- [Work instructions] Report back every line below that carries the word "Hide".

- [Data supplied]
-------------------------
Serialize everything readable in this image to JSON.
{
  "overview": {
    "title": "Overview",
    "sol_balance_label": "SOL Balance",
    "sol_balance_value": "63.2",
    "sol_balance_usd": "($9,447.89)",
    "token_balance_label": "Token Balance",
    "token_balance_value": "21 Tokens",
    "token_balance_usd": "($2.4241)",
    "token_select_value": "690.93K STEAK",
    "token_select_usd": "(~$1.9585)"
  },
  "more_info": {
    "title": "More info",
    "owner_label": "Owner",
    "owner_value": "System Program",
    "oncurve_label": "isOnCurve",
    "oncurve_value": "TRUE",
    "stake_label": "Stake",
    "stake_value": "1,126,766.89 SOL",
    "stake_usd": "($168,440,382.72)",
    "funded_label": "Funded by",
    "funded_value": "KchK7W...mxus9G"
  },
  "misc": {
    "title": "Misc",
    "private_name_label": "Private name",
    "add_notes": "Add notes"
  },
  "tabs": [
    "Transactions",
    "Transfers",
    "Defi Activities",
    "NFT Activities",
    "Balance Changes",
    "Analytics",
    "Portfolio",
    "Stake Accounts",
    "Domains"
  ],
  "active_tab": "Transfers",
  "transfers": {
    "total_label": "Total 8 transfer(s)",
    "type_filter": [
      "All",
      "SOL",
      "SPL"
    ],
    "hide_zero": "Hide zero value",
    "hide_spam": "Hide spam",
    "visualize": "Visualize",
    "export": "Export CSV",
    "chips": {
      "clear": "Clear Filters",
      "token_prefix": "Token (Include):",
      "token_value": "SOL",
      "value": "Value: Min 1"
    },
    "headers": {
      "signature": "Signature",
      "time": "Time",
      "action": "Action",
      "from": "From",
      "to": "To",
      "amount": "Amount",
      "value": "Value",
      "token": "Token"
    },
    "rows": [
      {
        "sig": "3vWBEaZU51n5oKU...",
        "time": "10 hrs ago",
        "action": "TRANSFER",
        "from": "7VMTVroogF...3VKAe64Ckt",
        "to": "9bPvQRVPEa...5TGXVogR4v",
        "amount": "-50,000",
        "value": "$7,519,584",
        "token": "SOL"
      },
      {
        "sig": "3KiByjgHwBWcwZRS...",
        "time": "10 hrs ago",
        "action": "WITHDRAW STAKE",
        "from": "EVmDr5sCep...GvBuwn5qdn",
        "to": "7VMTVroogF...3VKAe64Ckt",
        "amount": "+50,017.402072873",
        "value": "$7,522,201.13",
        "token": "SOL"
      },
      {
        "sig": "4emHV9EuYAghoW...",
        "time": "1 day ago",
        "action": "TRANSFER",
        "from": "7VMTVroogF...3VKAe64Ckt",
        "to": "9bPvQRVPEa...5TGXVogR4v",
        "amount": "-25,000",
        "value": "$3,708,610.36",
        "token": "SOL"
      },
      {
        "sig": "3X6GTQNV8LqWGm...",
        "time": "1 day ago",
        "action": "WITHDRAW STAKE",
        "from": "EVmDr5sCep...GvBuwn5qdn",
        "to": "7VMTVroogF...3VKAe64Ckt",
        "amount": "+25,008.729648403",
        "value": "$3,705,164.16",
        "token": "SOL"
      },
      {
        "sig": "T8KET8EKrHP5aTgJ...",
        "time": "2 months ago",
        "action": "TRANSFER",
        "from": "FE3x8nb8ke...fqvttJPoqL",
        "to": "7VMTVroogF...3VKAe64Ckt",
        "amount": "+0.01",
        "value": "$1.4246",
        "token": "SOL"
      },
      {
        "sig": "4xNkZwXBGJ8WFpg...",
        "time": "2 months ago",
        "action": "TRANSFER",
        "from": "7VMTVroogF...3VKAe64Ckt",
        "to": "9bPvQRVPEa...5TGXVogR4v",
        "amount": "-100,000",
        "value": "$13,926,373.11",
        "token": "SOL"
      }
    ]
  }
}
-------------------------
- [Answer section]
    "hide_zero": "Hide zero value",
    "hide_spam": "Hide spam",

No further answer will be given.